━━━━━ Dataset

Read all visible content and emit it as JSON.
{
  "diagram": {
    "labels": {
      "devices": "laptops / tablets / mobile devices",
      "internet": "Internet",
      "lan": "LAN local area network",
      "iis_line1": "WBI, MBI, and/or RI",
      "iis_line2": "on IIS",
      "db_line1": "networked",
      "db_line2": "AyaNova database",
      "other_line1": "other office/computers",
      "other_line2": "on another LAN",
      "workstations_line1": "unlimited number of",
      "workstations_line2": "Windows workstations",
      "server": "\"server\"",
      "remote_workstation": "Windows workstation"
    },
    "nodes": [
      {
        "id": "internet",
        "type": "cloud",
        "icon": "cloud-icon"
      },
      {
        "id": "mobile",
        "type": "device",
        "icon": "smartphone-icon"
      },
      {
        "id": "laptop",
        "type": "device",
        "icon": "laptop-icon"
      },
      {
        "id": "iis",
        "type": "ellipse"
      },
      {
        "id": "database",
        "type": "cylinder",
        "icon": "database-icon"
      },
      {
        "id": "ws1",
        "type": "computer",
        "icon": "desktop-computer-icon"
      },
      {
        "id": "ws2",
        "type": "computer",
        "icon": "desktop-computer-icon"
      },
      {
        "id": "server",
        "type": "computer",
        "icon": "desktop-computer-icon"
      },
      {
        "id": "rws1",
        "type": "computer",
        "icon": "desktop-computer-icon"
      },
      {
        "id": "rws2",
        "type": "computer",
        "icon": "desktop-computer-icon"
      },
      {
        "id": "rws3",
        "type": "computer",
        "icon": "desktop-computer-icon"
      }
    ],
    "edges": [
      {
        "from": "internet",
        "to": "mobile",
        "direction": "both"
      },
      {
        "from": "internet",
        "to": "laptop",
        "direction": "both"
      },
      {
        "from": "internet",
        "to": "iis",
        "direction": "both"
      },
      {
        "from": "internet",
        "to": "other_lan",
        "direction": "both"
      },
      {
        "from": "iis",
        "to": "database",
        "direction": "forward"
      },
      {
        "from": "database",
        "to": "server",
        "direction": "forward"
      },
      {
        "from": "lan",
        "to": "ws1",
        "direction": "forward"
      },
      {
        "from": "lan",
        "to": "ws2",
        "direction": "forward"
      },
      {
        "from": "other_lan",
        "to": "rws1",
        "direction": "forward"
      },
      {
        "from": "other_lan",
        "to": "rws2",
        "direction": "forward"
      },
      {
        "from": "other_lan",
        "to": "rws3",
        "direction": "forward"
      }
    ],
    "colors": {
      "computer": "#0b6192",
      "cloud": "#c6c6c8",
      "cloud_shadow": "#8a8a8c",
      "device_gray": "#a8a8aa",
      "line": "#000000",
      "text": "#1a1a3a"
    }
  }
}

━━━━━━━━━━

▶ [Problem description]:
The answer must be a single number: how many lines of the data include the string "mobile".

▶ [Answer to this problem]:
3